This is a bright, fast paced production of one of Shakespeare’s finest comedy. The large ensemble cast of 16 actors on the tiny stage, vary in age from the very young to the (ahem) not so young, and are constantly moving through the set, entering and leaving from three different directions.
This production transposes the events to 1960’s Italy, to gather the sense of style and elegance of that time. The sharp suits on the men and simple, perfectly cut dresses on the women work well, and give the play a sense of sophistication, but the theme is not extended much past the costumes and the men kissing each other on both cheeks! The set is simple in the extreme, with two park benches and some plants providing the backdrop.
While the movement works well at times, it felt contrived at others, and left you wondering where the characters will turn up next. After the interval, the introduction of the watch (stupid policemen!) added an element of farce to the piece that didn’t sit well with the audience (even though I must admit to enjoying it myself).
The strong performances from Benedict and Beatrice (Nick Devlin and Alex Cusack) carry the production and move it from something that could have been pedestrian to something beyond.

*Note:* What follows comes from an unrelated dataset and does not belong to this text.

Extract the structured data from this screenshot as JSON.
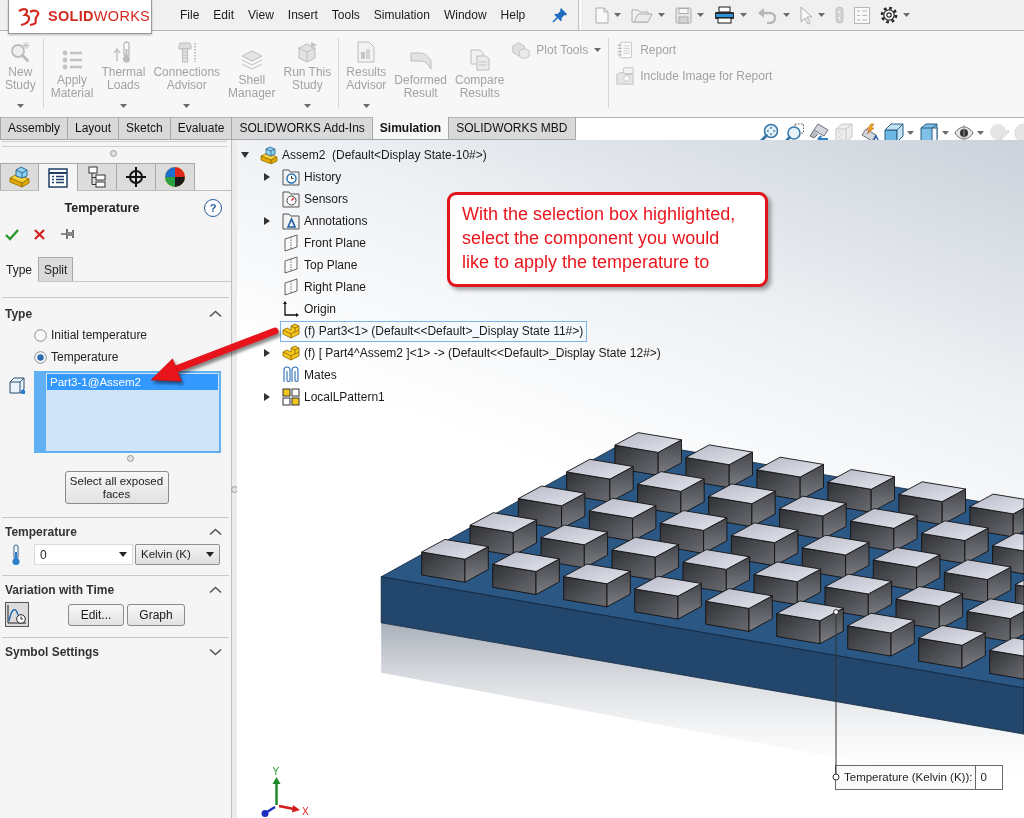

Especially Cusack who really captured the role and had just the right amount of wit and charm for it. It’s always good to see the classics on the stage, and this one is worth a visit.